I thought a lot about how in some ways I’ve gotten away from what really matters to me in the last while, which is something I’ve thought and blogged about lately, and this trip gave me more time to reflect on that. I definitely want to get back into actually writing, generating new stuff, and my thought was that I need to get up early to do that, because otherwise too much of the day gets away from me. I felt inspired to write again. I also felt more vibrantly into music. I go through ebbs and flows with that. There were so many times on my trip when I wanted to just burst into song. I also gave a lot of thought to how much fucking time I spend doing things that kind of take away from my writing life, or my deep feeling self, mainly watching TV and spending too much time chatting online, two habits I really fell into big time after Adrian left, I think mainly because I was lonely. Well that was April, it’s getting close to a year now since that point, and I feel ready to let those habits fall away. I think I went through a really long process with that whole thing, and I think it’s fading, I’m getting over it.
I also felt like my trip totally affirmed how glad I am to have that relationship out of my life, because in hindsight, and especially in the company of awesome good friends, it’s really clear to me how destructive it all was. Spending time with Emily and Tallie made me also realize how important good friends are, and also that in some ways, I missed out on getting to know some great people who worked at camp this past year. Some of that was totally out of my control, being in the kitchen and working part-time and all, and always having that dog to come home to, and I just started thinking that I definitely want to make more of an effort this coming season when the new staff arrive in the next week or so. Really, one thing I thought about so much during my trip is the preciousness of good friends, and not at all in the acquaintance type way, but in the way where you can really share your soul and say anything to someone, appreciating the differences and just totally be who you are without worry. I haven’t had that too often with people my age, and that made this trip pretty special.

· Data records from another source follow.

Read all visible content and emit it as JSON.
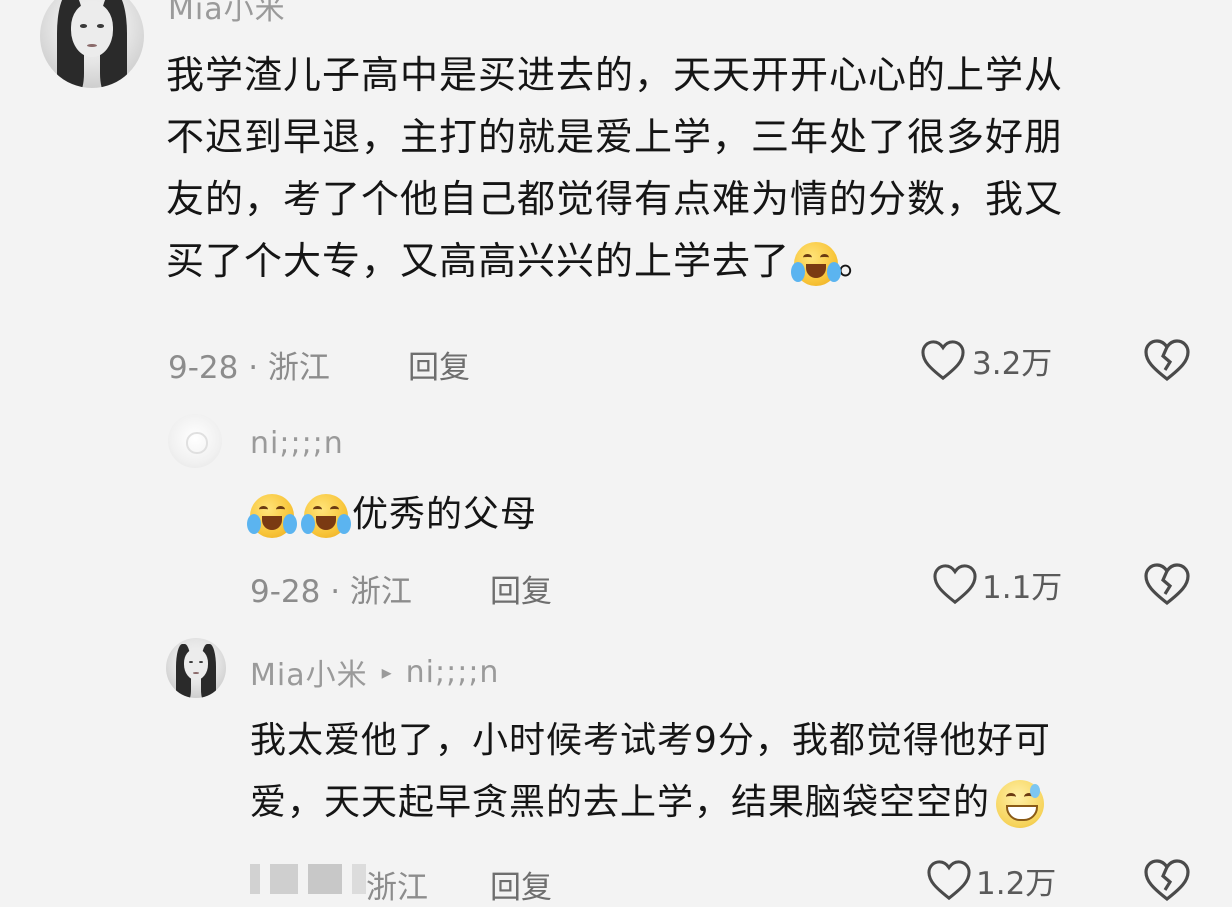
{
  "comments": [
    {
      "username": "Mia小米",
      "content_lines": [
        "我学渣儿子高中是买进去的，天天开开心心的上学从",
        "不迟到早退，主打的就是爱上学，三年处了很多好朋",
        "友的，考了个他自己都觉得有点难为情的分数，我又",
        "买了个大专，又高高兴兴的上学去了"
      ],
      "content_tail": "。",
      "date_location": "9-28 · 浙江",
      "reply_label": "回复",
      "likes": "3.2万",
      "emoji": "laughing-crying"
    },
    {
      "username": "ni;;;;n",
      "content": "优秀的父母",
      "date_location": "9-28 · 浙江",
      "reply_label": "回复",
      "likes": "1.1万",
      "emoji": "laughing-crying"
    },
    {
      "username": "Mia小米",
      "reply_to_arrow": "▸",
      "reply_to": "ni;;;;n",
      "content_lines": [
        "我太爱他了，小时候考试考9分，我都觉得他好可",
        "爱，天天起早贪黑的去上学，结果脑袋空空的"
      ],
      "date_location": "浙江",
      "reply_label": "回复",
      "likes": "1.2万",
      "emoji": "grinning-sweat"
    }
  ],
  "colors": {
    "background": "#f3f3f3",
    "text": "#151515",
    "meta": "#8c8c8c"
  }
}
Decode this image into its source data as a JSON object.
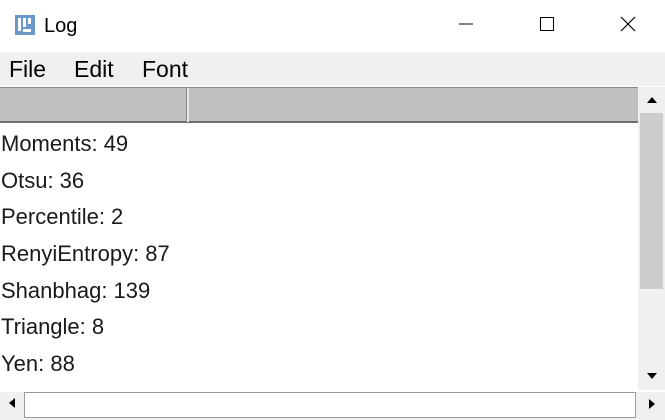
{
  "window": {
    "title": "Log",
    "icon": "imagej-icon",
    "controls": [
      "minimize-icon",
      "maximize-icon",
      "close-icon"
    ]
  },
  "menu": {
    "file": "File",
    "edit": "Edit",
    "font": "Font"
  },
  "log": {
    "lines": [
      "Moments: 49",
      "Otsu: 36",
      "Percentile: 2",
      "RenyiEntropy: 87",
      "Shanbhag: 139",
      "Triangle: 8",
      "Yen: 88"
    ]
  },
  "colors": {
    "menubar": "#f0f0f0",
    "table_header": "#c0c0c0",
    "scroll_thumb": "#cdcdcd"
  }
}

I also feel so in love with where I live, which is funny because in the fall, I wasn’t feeling that way at all, but it’s been a great winter here, and somehow being away just made me love Orcas even more. I kinda feeling like I’m getting unstuck in a way, and it all feels really good. Earlier tonight I was sitting in my apartment eating dinner, just looking around and thinking how much I love my place.
Basically, to sum up, internally, I feel like my trip confirmed and deepened a lot of what I was thinking and feeling before I left, like I was already turning in a certain direction, and this was just another push in the right direction.
“I Miss You” – Bjork – I love her voice. It’s funny, I am such a rock girl at heart, and yet lately I’ve found myself listening to music with a bit more of a hip-hop type bent to it, probably because of my undying love for Fiona Apple and her geniusness, because she sometimes leans that way. Anyway I’ve just found myself attracted to that style more, and Bjork, and this song, definitely fit in with that, at least this version I have, Bjork with Rodney P. This song also reminds me of these sisters Karla and Cristina, who I hung out with a lot in the beginning of my last year of college, because they LOVED this song and first introduced me to it.
- On Not Writing (Or, Of Fear and Fond Memories)
- “Toast” by Tori Amos (and thoughts about Leaving)
- Dusky Waters, Orcas Island
- Driving Blind Under a Desert Moon
- She’s a Girl Rising From a Shell